THE PROBLEM:
Hand back the entries exactly as written, minus every picture.

AVAILABLE RECORDS START

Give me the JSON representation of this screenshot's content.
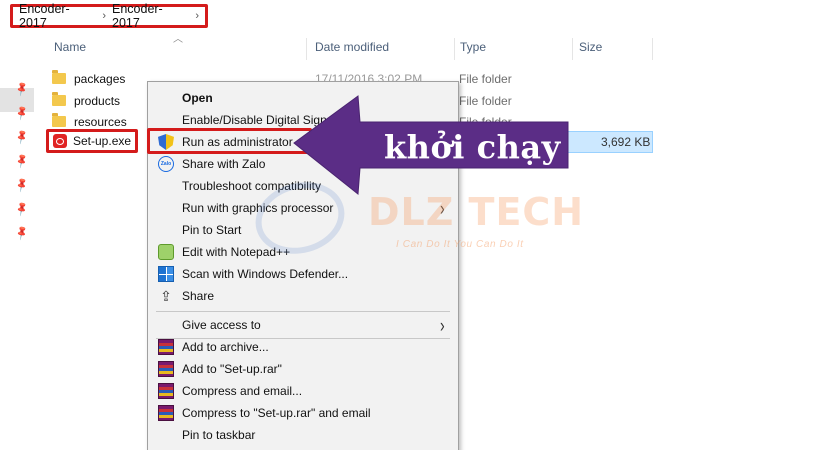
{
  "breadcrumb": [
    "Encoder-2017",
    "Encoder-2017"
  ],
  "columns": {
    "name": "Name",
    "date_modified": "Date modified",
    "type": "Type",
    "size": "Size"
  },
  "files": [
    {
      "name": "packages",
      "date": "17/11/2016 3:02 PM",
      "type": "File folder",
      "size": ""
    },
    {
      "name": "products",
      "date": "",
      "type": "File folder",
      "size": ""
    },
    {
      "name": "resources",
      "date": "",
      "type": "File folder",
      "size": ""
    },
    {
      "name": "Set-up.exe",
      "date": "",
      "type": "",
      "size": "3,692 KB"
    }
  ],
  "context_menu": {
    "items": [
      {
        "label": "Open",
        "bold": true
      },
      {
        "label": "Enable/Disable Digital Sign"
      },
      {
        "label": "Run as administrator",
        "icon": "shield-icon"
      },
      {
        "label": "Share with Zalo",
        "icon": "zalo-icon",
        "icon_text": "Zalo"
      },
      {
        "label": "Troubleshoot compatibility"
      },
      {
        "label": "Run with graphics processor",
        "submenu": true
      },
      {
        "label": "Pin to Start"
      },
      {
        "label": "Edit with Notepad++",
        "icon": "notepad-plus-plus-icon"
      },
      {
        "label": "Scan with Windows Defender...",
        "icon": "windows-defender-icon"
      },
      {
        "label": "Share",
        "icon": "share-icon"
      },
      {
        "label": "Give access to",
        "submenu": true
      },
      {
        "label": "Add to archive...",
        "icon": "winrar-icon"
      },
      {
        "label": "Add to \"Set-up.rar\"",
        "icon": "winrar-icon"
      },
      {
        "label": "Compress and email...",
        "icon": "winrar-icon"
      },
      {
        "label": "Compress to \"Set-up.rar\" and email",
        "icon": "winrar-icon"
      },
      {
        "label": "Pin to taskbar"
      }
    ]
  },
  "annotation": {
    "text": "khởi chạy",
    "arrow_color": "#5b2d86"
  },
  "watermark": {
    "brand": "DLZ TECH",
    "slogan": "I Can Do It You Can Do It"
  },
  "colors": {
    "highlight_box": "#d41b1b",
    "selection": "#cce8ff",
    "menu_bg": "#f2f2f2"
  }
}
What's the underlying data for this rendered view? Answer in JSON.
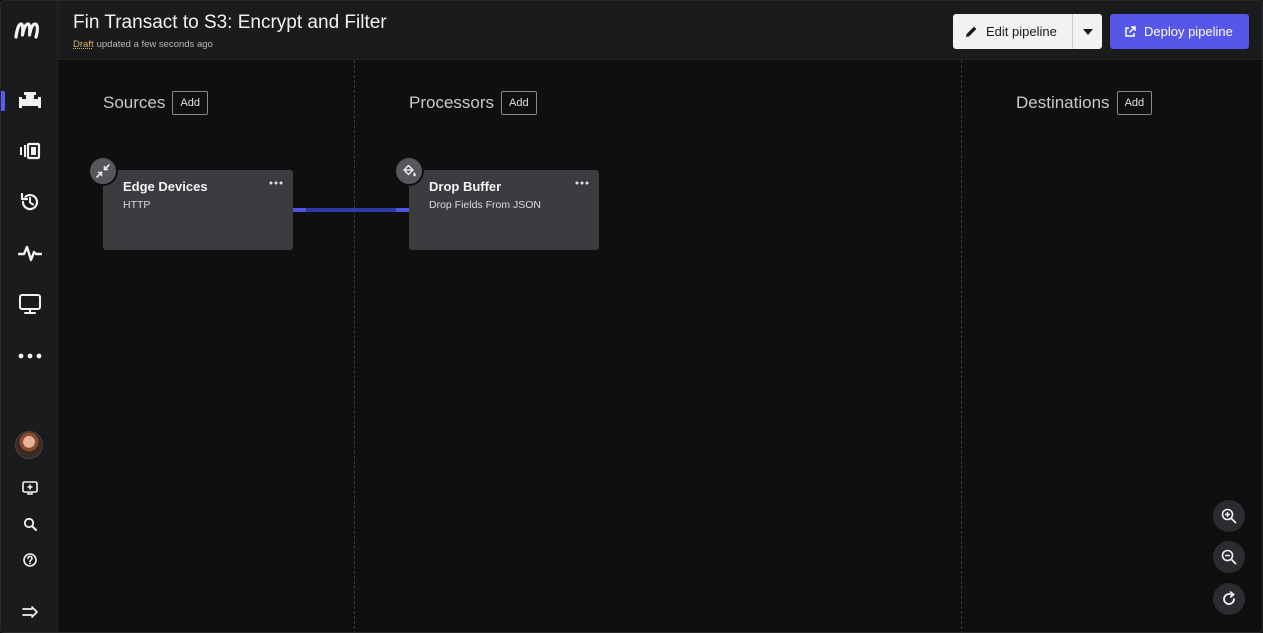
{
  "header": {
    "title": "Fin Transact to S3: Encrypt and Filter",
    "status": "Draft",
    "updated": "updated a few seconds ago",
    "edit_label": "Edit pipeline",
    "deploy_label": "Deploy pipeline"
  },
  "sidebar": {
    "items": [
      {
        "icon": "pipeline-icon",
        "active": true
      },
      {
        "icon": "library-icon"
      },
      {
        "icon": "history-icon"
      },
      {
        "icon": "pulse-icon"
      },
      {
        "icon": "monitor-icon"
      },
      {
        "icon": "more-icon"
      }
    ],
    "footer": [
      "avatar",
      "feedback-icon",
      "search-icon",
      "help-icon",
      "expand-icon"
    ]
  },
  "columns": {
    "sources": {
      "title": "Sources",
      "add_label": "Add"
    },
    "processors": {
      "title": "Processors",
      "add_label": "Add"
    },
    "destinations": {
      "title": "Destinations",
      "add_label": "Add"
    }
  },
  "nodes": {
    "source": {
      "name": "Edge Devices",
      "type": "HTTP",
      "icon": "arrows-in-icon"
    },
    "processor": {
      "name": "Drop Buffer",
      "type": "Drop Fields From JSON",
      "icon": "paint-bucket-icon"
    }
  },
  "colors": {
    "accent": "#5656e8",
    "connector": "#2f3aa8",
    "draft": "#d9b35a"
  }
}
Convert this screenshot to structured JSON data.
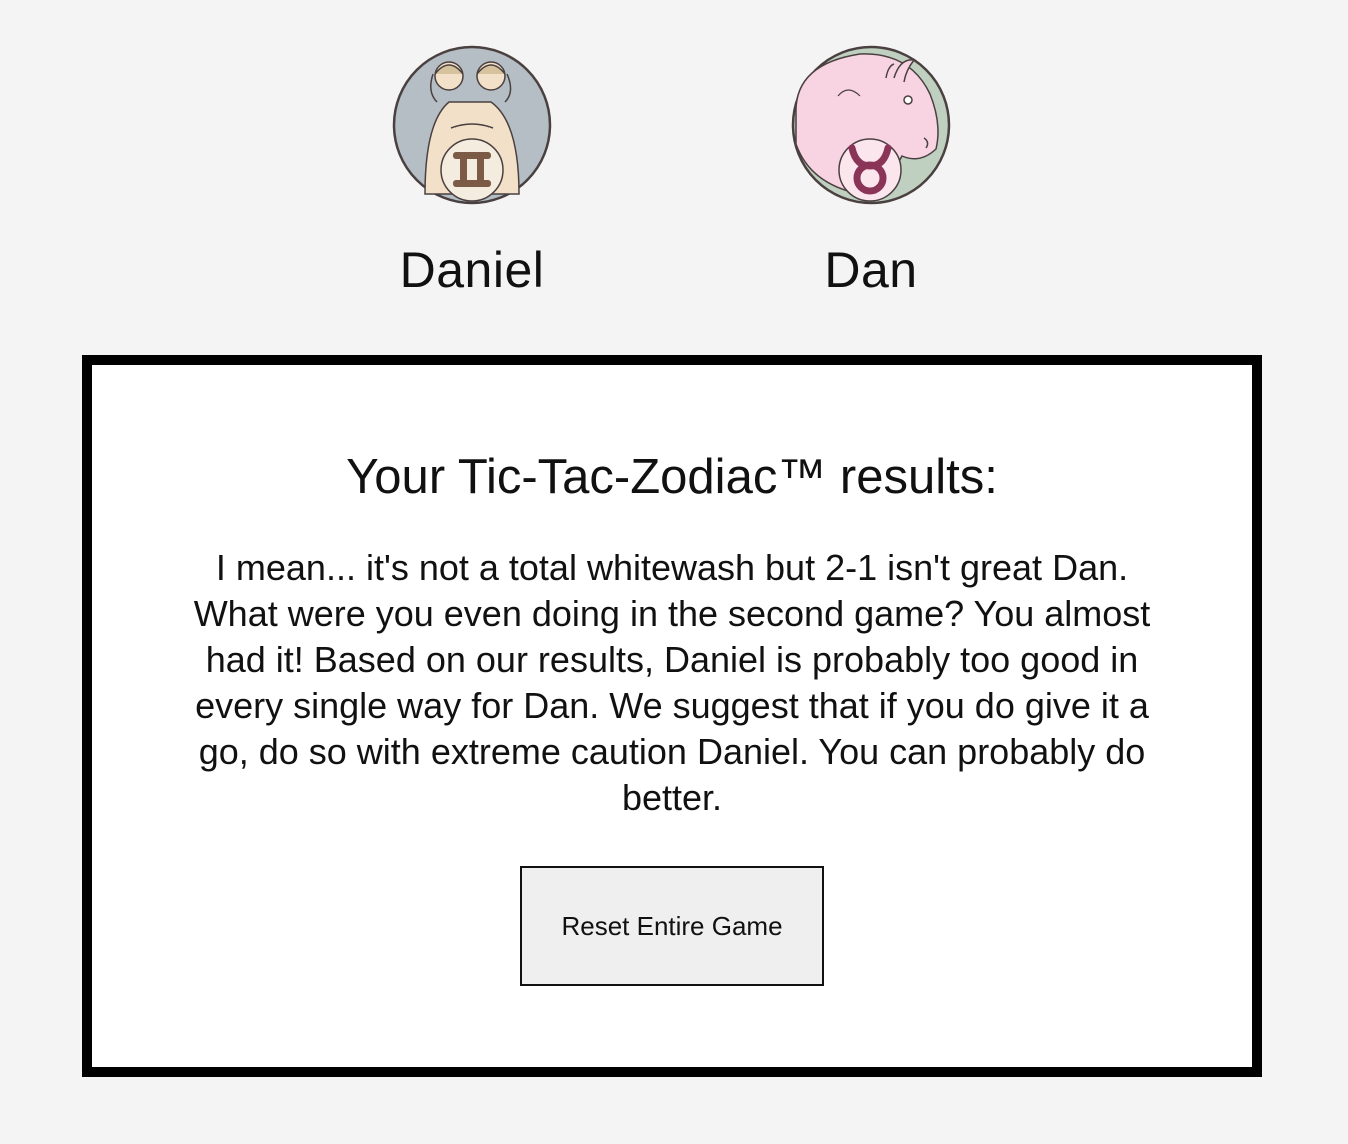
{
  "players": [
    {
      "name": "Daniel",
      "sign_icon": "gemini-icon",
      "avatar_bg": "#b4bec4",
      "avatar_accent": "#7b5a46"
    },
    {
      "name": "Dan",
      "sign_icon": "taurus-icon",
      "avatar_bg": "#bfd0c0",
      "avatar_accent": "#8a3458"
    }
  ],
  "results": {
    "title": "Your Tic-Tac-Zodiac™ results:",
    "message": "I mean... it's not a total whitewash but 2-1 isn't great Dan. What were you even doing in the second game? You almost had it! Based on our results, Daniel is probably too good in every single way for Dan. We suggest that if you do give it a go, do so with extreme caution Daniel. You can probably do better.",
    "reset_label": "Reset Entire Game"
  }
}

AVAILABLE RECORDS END

ANSWER TO THE PROBLEM:
Give me the JSON representation of this screenshot's content.
{
  "breadcrumb": [
    "Encoder-2017",
    "Encoder-2017"
  ],
  "columns": {
    "name": "Name",
    "date_modified": "Date modified",
    "type": "Type",
    "size": "Size"
  },
  "files": [
    {
      "name": "packages",
      "date": "17/11/2016 3:02 PM",
      "type": "File folder",
      "size": ""
    },
    {
      "name": "products",
      "date": "",
      "type": "File folder",
      "size": ""
    },
    {
      "name": "resources",
      "date": "",
      "type": "File folder",
      "size": ""
    },
    {
      "name": "Set-up.exe",
      "date": "",
      "type": "",
      "size": "3,692 KB"
    }
  ],
  "context_menu": {
    "items": [
      {
        "label": "Open",
        "bold": true
      },
      {
        "label": "Enable/Disable Digital Sign"
      },
      {
        "label": "Run as administrator",
        "icon": "shield-icon"
      },
      {
        "label": "Share with Zalo",
        "icon": "zalo-icon",
        "icon_text": "Zalo"
      },
      {
        "label": "Troubleshoot compatibility"
      },
      {
        "label": "Run with graphics processor",
        "submenu": true
      },
      {
        "label": "Pin to Start"
      },
      {
        "label": "Edit with Notepad++",
        "icon": "notepad-plus-plus-icon"
      },
      {
        "label": "Scan with Windows Defender...",
        "icon": "windows-defender-icon"
      },
      {
        "label": "Share",
        "icon": "share-icon"
      },
      {
        "label": "Give access to",
        "submenu": true
      },
      {
        "label": "Add to archive...",
        "icon": "winrar-icon"
      },
      {
        "label": "Add to \"Set-up.rar\"",
        "icon": "winrar-icon"
      },
      {
        "label": "Compress and email...",
        "icon": "winrar-icon"
      },
      {
        "label": "Compress to \"Set-up.rar\" and email",
        "icon": "winrar-icon"
      },
      {
        "label": "Pin to taskbar"
      }
    ]
  },
  "annotation": {
    "text": "khởi chạy",
    "arrow_color": "#5b2d86"
  },
  "watermark": {
    "brand": "DLZ TECH",
    "slogan": "I Can Do It You Can Do It"
  },
  "colors": {
    "highlight_box": "#d41b1b",
    "selection": "#cce8ff",
    "menu_bg": "#f2f2f2"
  }
}
What's the underlying data for this rendered view? Answer in JSON.
{
  "header": {
    "title": "Fin Transact to S3: Encrypt and Filter",
    "status": "Draft",
    "updated": "updated a few seconds ago",
    "edit_label": "Edit pipeline",
    "deploy_label": "Deploy pipeline"
  },
  "sidebar": {
    "items": [
      {
        "icon": "pipeline-icon",
        "active": true
      },
      {
        "icon": "library-icon"
      },
      {
        "icon": "history-icon"
      },
      {
        "icon": "pulse-icon"
      },
      {
        "icon": "monitor-icon"
      },
      {
        "icon": "more-icon"
      }
    ],
    "footer": [
      "avatar",
      "feedback-icon",
      "search-icon",
      "help-icon",
      "expand-icon"
    ]
  },
  "columns": {
    "sources": {
      "title": "Sources",
      "add_label": "Add"
    },
    "processors": {
      "title": "Processors",
      "add_label": "Add"
    },
    "destinations": {
      "title": "Destinations",
      "add_label": "Add"
    }
  },
  "nodes": {
    "source": {
      "name": "Edge Devices",
      "type": "HTTP",
      "icon": "arrows-in-icon"
    },
    "processor": {
      "name": "Drop Buffer",
      "type": "Drop Fields From JSON",
      "icon": "paint-bucket-icon"
    }
  },
  "colors": {
    "accent": "#5656e8",
    "connector": "#2f3aa8",
    "draft": "#d9b35a"
  }
}
Convert this screenshot to structured JSON data.
{
  "players": [
    {
      "name": "Daniel",
      "sign_icon": "gemini-icon",
      "avatar_bg": "#b4bec4",
      "avatar_accent": "#7b5a46"
    },
    {
      "name": "Dan",
      "sign_icon": "taurus-icon",
      "avatar_bg": "#bfd0c0",
      "avatar_accent": "#8a3458"
    }
  ],
  "results": {
    "title": "Your Tic-Tac-Zodiac™ results:",
    "message": "I mean... it's not a total whitewash but 2-1 isn't great Dan. What were you even doing in the second game? You almost had it! Based on our results, Daniel is probably too good in every single way for Dan. We suggest that if you do give it a go, do so with extreme caution Daniel. You can probably do better.",
    "reset_label": "Reset Entire Game"
  }
}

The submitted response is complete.